What the exercise asks:
Return the entries that follow exactly, with no images.
Exercise data section start
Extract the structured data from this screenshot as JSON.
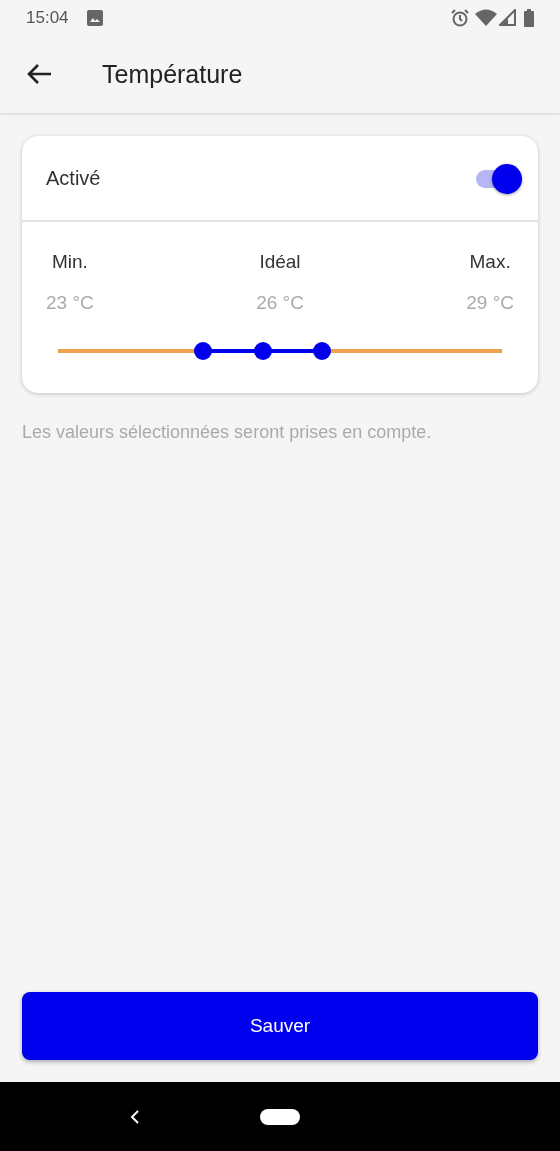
{
  "status_bar": {
    "time": "15:04"
  },
  "app_bar": {
    "title": "Température"
  },
  "toggle": {
    "label": "Activé",
    "on": true
  },
  "range": {
    "thumbs": [
      {
        "label": "Min.",
        "value": "23 °C",
        "level": 0.326
      },
      {
        "label": "Idéal",
        "value": "26 °C",
        "level": 0.4615
      },
      {
        "label": "Max.",
        "value": "29 °C",
        "level": 0.595
      }
    ]
  },
  "caption": "Les valeurs sélectionnées seront prises en compte.",
  "save_button": "Sauver"
}
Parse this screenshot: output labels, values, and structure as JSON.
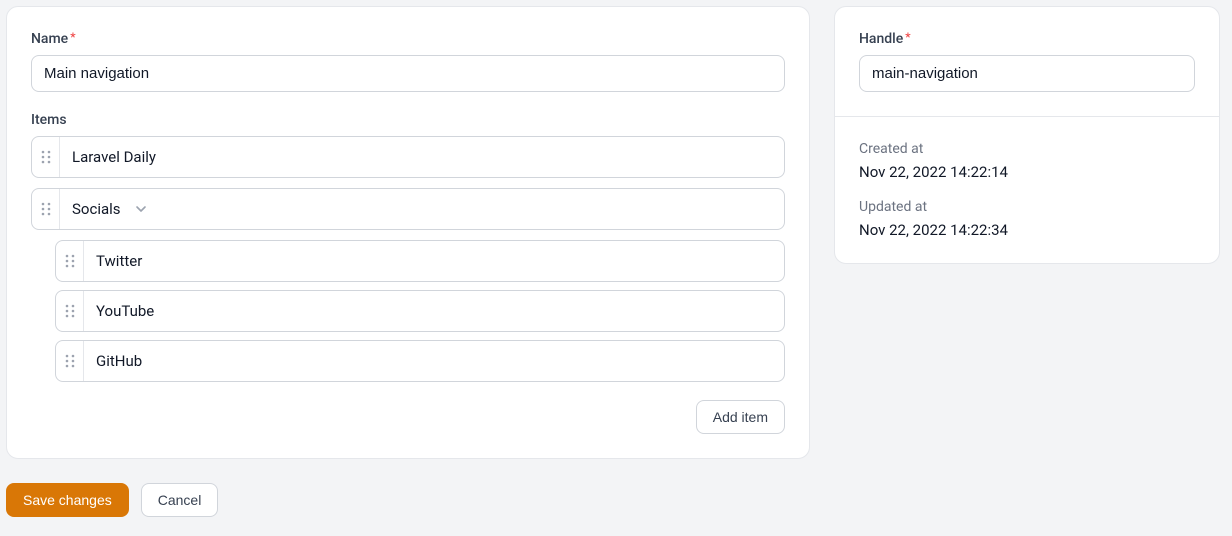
{
  "form": {
    "name_label": "Name",
    "name_value": "Main navigation",
    "items_label": "Items",
    "items": [
      {
        "label": "Laravel Daily",
        "children": []
      },
      {
        "label": "Socials",
        "expandable": true,
        "children": [
          {
            "label": "Twitter"
          },
          {
            "label": "YouTube"
          },
          {
            "label": "GitHub"
          }
        ]
      }
    ],
    "add_item_label": "Add item"
  },
  "sidebar": {
    "handle_label": "Handle",
    "handle_value": "main-navigation",
    "created_label": "Created at",
    "created_value": "Nov 22, 2022 14:22:14",
    "updated_label": "Updated at",
    "updated_value": "Nov 22, 2022 14:22:34"
  },
  "actions": {
    "save_label": "Save changes",
    "cancel_label": "Cancel"
  },
  "colors": {
    "primary": "#d97706"
  }
}
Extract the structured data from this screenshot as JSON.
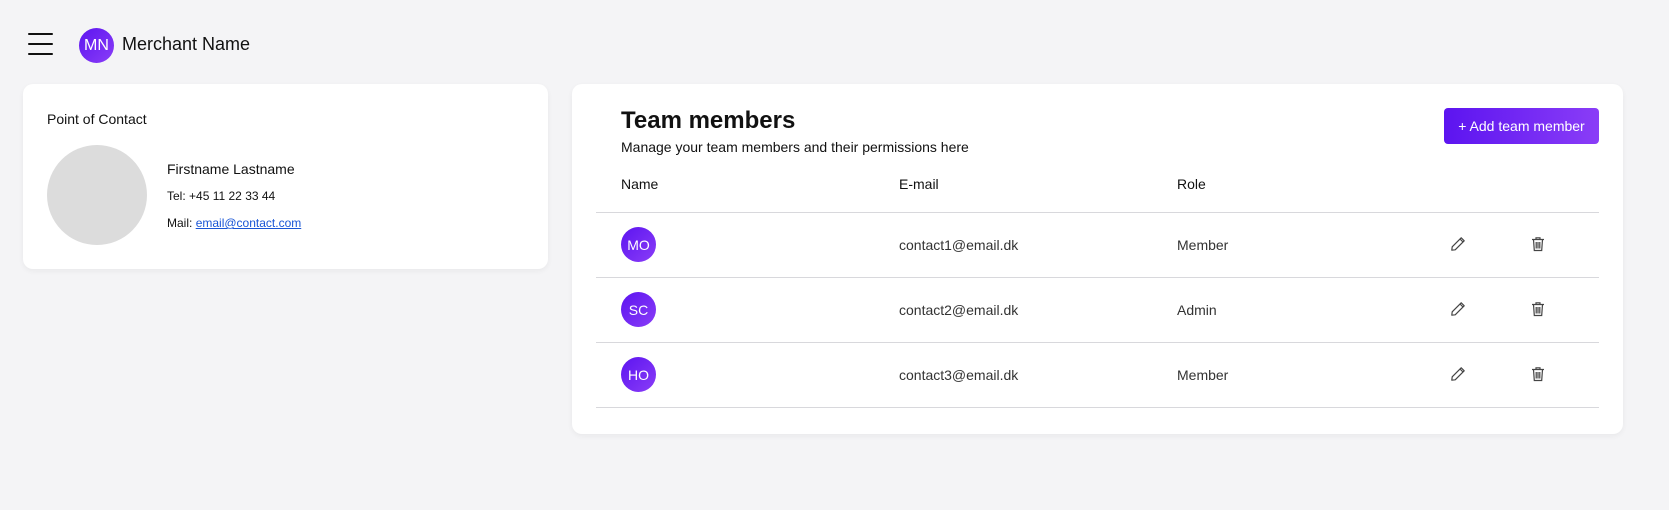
{
  "header": {
    "menu_icon": "hamburger-menu-icon",
    "merchant_initials": "MN",
    "merchant_name": "Merchant Name"
  },
  "point_of_contact": {
    "title": "Point of Contact",
    "name": "Firstname Lastname",
    "tel_label": "Tel:",
    "tel": "+45 11 22 33 44",
    "mail_label": "Mail:",
    "mail": "email@contact.com"
  },
  "team": {
    "title": "Team members",
    "subtitle": "Manage your team members and their permissions here",
    "add_button": "+ Add team member",
    "columns": {
      "name": "Name",
      "email": "E-mail",
      "role": "Role"
    },
    "members": [
      {
        "initials": "MO",
        "email": "contact1@email.dk",
        "role": "Member"
      },
      {
        "initials": "SC",
        "email": "contact2@email.dk",
        "role": "Admin"
      },
      {
        "initials": "HO",
        "email": "contact3@email.dk",
        "role": "Member"
      }
    ],
    "row_icons": {
      "edit": "pencil-icon",
      "delete": "trash-icon"
    }
  },
  "colors": {
    "accent_start": "#5c14f0",
    "accent_end": "#8a3df7",
    "background": "#f4f4f6",
    "link": "#1a56d6"
  }
}
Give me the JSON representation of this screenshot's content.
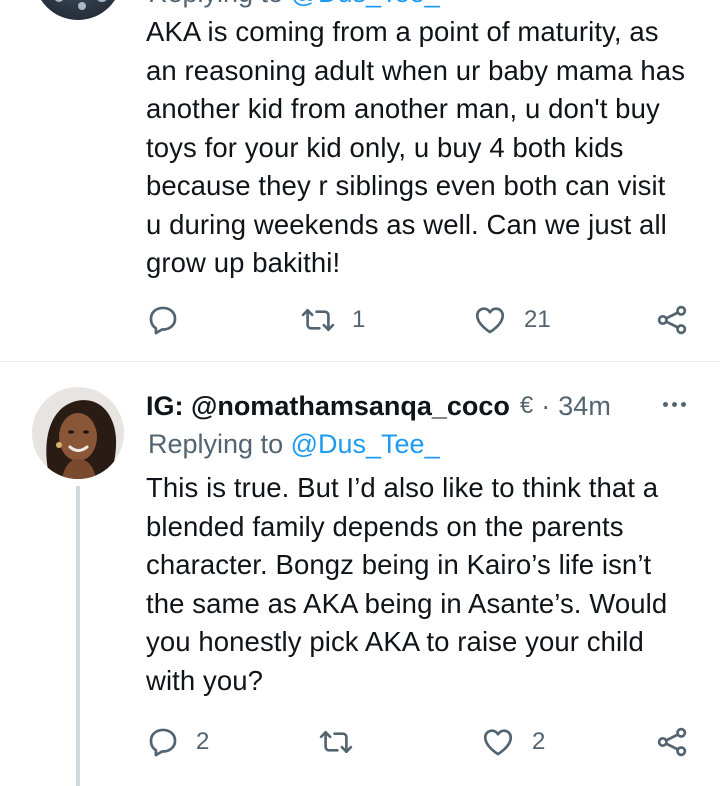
{
  "first_tweet": {
    "header_fragment_prefix": "Replying to ",
    "header_fragment_mention": "@Dus_Tee_",
    "text": "AKA is coming from a point of maturity, as\nan reasoning adult when ur baby mama has\nanother kid from another man, u don't buy\ntoys for your kid only, u buy 4 both kids\nbecause they r siblings even both can visit\nu during weekends as well. Can we just all\ngrow up bakithi!",
    "actions": {
      "reply_count": "",
      "retweet_count": "1",
      "like_count": "21"
    }
  },
  "second_tweet": {
    "display_name": "IG: @nomathamsanqa_coco",
    "verified_glyph": "€",
    "separator": "·",
    "time": "34m",
    "replying_prefix": "Replying to ",
    "replying_mention": "@Dus_Tee_",
    "text": "This is true. But I’d also like to think that a\nblended family depends on the parents\ncharacter. Bongz being in Kairo’s life isn’t\nthe same as AKA being in Asante’s. Would\nyou honestly pick AKA to raise your child\nwith you?",
    "actions": {
      "reply_count": "2",
      "retweet_count": "",
      "like_count": "2"
    }
  },
  "icons": {
    "reply": "speech-bubble-icon",
    "retweet": "retweet-arrows-icon",
    "like": "heart-icon",
    "share": "share-nodes-icon",
    "more": "more-dots-icon"
  },
  "colors": {
    "text": "#0f1419",
    "secondary": "#536471",
    "link": "#1d9bf0",
    "divider": "#e6eaed",
    "thread_line": "#cfd9de"
  }
}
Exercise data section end
Exercise output:
Extract the structured data from this screenshot as JSON.
{
  "status_bar": {
    "time": "15:04"
  },
  "app_bar": {
    "title": "Température"
  },
  "toggle": {
    "label": "Activé",
    "on": true
  },
  "range": {
    "thumbs": [
      {
        "label": "Min.",
        "value": "23 °C",
        "level": 0.326
      },
      {
        "label": "Idéal",
        "value": "26 °C",
        "level": 0.4615
      },
      {
        "label": "Max.",
        "value": "29 °C",
        "level": 0.595
      }
    ]
  },
  "caption": "Les valeurs sélectionnées seront prises en compte.",
  "save_button": "Sauver"
}
Parse this screenshot: output labels, values, and structure as JSON.
{
  "form": {
    "name_label": "Name",
    "name_value": "Main navigation",
    "items_label": "Items",
    "items": [
      {
        "label": "Laravel Daily",
        "children": []
      },
      {
        "label": "Socials",
        "expandable": true,
        "children": [
          {
            "label": "Twitter"
          },
          {
            "label": "YouTube"
          },
          {
            "label": "GitHub"
          }
        ]
      }
    ],
    "add_item_label": "Add item"
  },
  "sidebar": {
    "handle_label": "Handle",
    "handle_value": "main-navigation",
    "created_label": "Created at",
    "created_value": "Nov 22, 2022 14:22:14",
    "updated_label": "Updated at",
    "updated_value": "Nov 22, 2022 14:22:34"
  },
  "actions": {
    "save_label": "Save changes",
    "cancel_label": "Cancel"
  },
  "colors": {
    "primary": "#d97706"
  }
}
Extract the structured data from this screenshot as JSON.
{
  "header": {
    "menu_icon": "hamburger-menu-icon",
    "merchant_initials": "MN",
    "merchant_name": "Merchant Name"
  },
  "point_of_contact": {
    "title": "Point of Contact",
    "name": "Firstname Lastname",
    "tel_label": "Tel:",
    "tel": "+45 11 22 33 44",
    "mail_label": "Mail:",
    "mail": "email@contact.com"
  },
  "team": {
    "title": "Team members",
    "subtitle": "Manage your team members and their permissions here",
    "add_button": "+ Add team member",
    "columns": {
      "name": "Name",
      "email": "E-mail",
      "role": "Role"
    },
    "members": [
      {
        "initials": "MO",
        "email": "contact1@email.dk",
        "role": "Member"
      },
      {
        "initials": "SC",
        "email": "contact2@email.dk",
        "role": "Admin"
      },
      {
        "initials": "HO",
        "email": "contact3@email.dk",
        "role": "Member"
      }
    ],
    "row_icons": {
      "edit": "pencil-icon",
      "delete": "trash-icon"
    }
  },
  "colors": {
    "accent_start": "#5c14f0",
    "accent_end": "#8a3df7",
    "background": "#f4f4f6",
    "link": "#1a56d6"
  }
}
Give me the JSON representation of this screenshot's content.
{
  "first_tweet": {
    "header_fragment_prefix": "Replying to ",
    "header_fragment_mention": "@Dus_Tee_",
    "text": "AKA is coming from a point of maturity, as\nan reasoning adult when ur baby mama has\nanother kid from another man, u don't buy\ntoys for your kid only, u buy 4 both kids\nbecause they r siblings even both can visit\nu during weekends as well. Can we just all\ngrow up bakithi!",
    "actions": {
      "reply_count": "",
      "retweet_count": "1",
      "like_count": "21"
    }
  },
  "second_tweet": {
    "display_name": "IG: @nomathamsanqa_coco",
    "verified_glyph": "€",
    "separator": "·",
    "time": "34m",
    "replying_prefix": "Replying to ",
    "replying_mention": "@Dus_Tee_",
    "text": "This is true. But I’d also like to think that a\nblended family depends on the parents\ncharacter. Bongz being in Kairo’s life isn’t\nthe same as AKA being in Asante’s. Would\nyou honestly pick AKA to raise your child\nwith you?",
    "actions": {
      "reply_count": "2",
      "retweet_count": "",
      "like_count": "2"
    }
  },
  "icons": {
    "reply": "speech-bubble-icon",
    "retweet": "retweet-arrows-icon",
    "like": "heart-icon",
    "share": "share-nodes-icon",
    "more": "more-dots-icon"
  },
  "colors": {
    "text": "#0f1419",
    "secondary": "#536471",
    "link": "#1d9bf0",
    "divider": "#e6eaed",
    "thread_line": "#cfd9de"
  }
}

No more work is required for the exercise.